NEW YORK (Reuters) - A former information technology employee at the defunct digital currency exchange Liberty Reserve was sentenced on Friday to three years in a U.S. prison for his role in concealing what authorities described as a massive money laundering business for criminals worldwide.
Maxim Chukharev, 28, will likely serve approximately 10 months, with good behavior, after receiving credit for 10 months in a Costa Rican jail and 10 months in U.S. custody while awaiting trial, his lawyer said.
In court filings, prosecutors acknowledged that Chukharev was the “least culpable” of seven defendants charged with helping to operate Liberty Reserve, which authorities say was used almost exclusively by criminals to process money transfers connected to drug trafficking, child pornography, computer hacking and other crimes.
Chukharev was not fully aware of the extent of criminal conduct linked to Liberty Reserve, prosecutors said, but he knowingly helped the site evade U.S. licensing requirements that kept it from the attention of regulators.
He pleaded guilty in September to one count of conspiring to operate an unlicensed money transmitting business.
“I take full responsibility for my actions,” Chukharev told U.S. District Judge Denise Cote in New York on Friday.
His defense lawyer, Sarah Kunstler, said Chukharev was born in Uzbekistan, when it was part of the Soviet Union, and fled with his parents to Costa Rica to escape persecution. At the time he began working at Liberty Reserve, he believed it to be a legitimate business, she said.
Prosecutors say Liberty Reserve had more than one million users who processed 55 million transactions through the site, laundering more than $6 billion in suspected proceeds from criminal activity.
Three other defendants, including co-founder Vladimir Kats, have pleaded guilty in the case, while two others remain fugitives.
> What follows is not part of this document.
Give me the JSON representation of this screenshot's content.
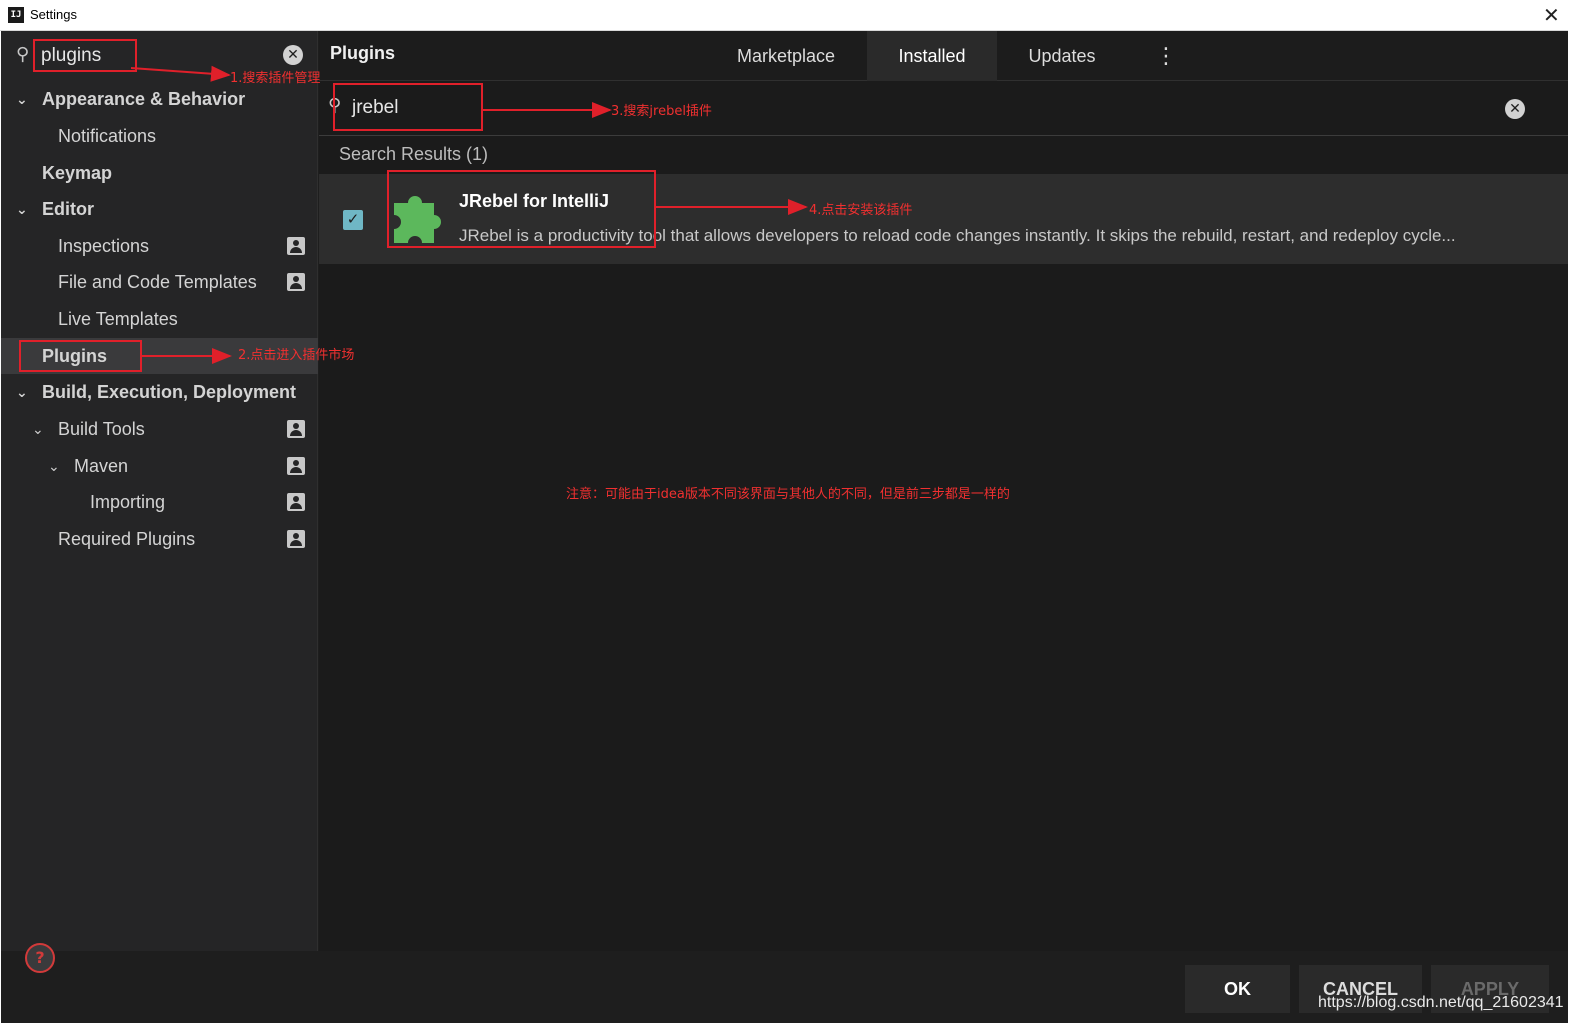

The other co-founder, Arthur Budovsky, was extradited to the United States from Spain in October.
Reporting by Joseph Ax; editing by Gunna Dickson